A couple of key discussion points that Charles raises:
One of the truly remarkable statistics referenced in this report is that"[p]ersons with autism and other developmental disabilities are estimated to have up to seven times more contacts with law enforcement agencies during their lifetimes (Office of Special Education and Rehabilitative Services News In Print, Winter, 1993)." In view of the likelihood of contact between law enforcement and persons with disabilities, these guidelines should be considered in developing IEP goals, BIPs and transition plan goals.
The level of candor of this report is refreshing. It openly states in the training section for police that "[a]utism issues remain un-addressed in standard police officer training programs." … Moreover, one area of inquiry should be to your local police, fire and paramedics as to their level of autism training and awareness.

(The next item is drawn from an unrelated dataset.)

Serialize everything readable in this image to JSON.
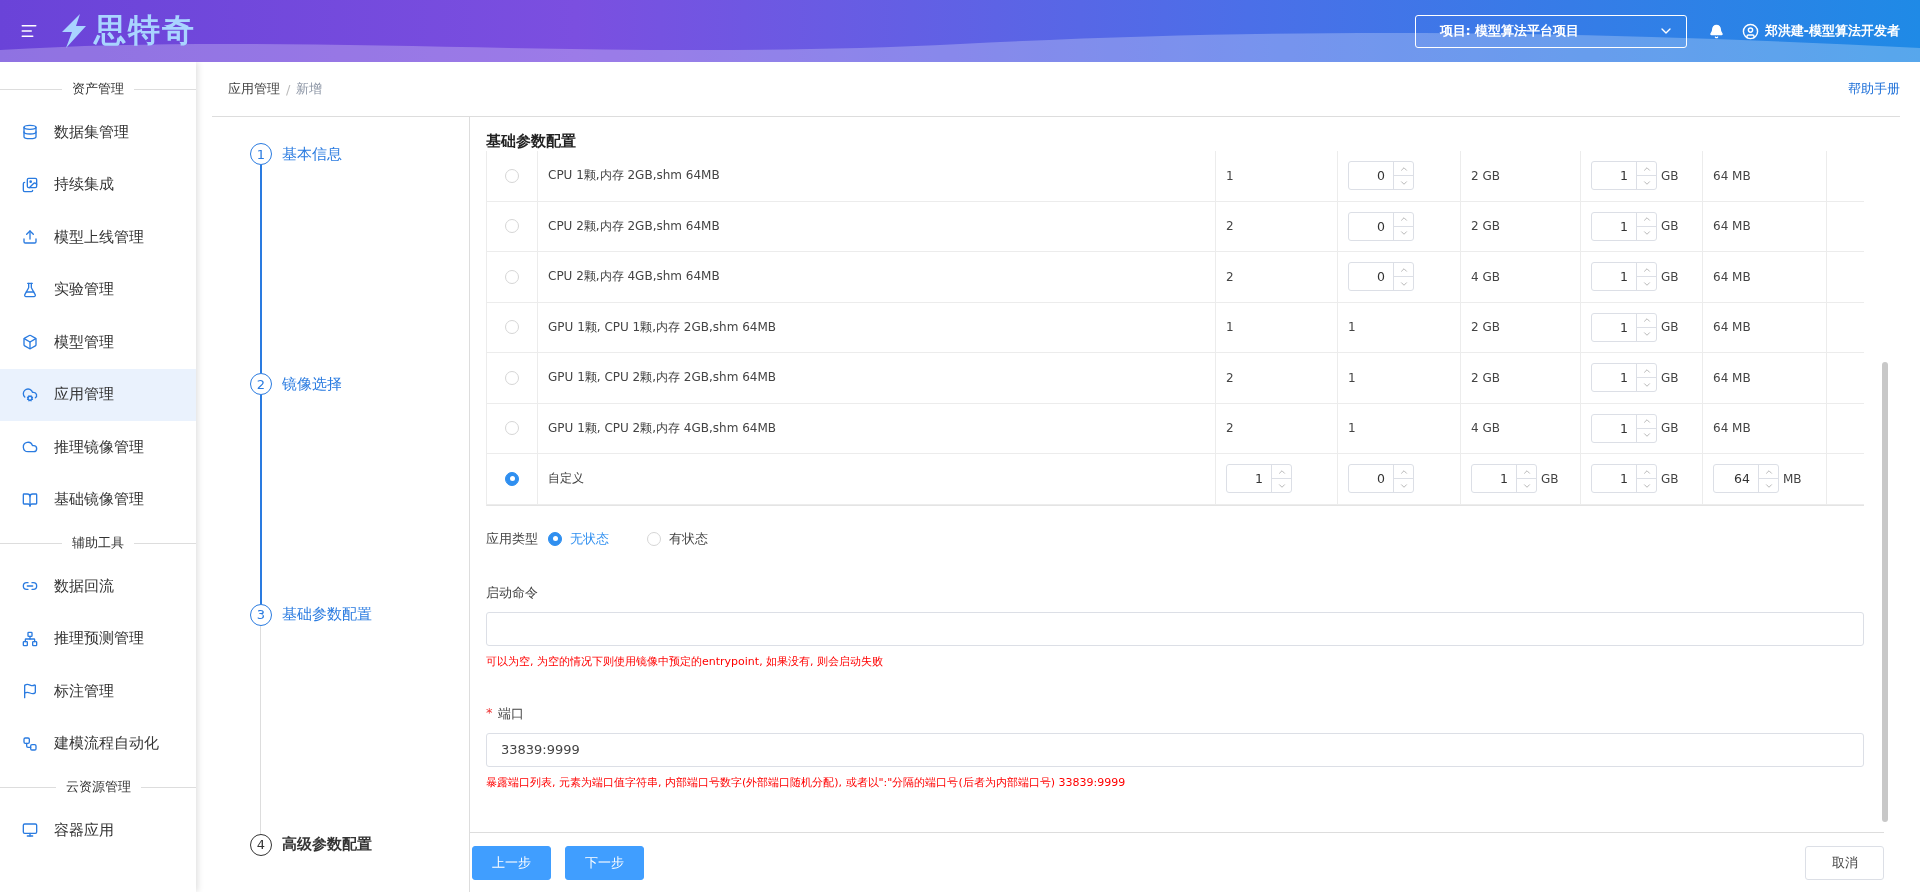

The main part of the report includes sections on What Families Can Do To Reduce Police Interactions and Information for Persons with Autism. The site also includes a Law Enforcement Handout.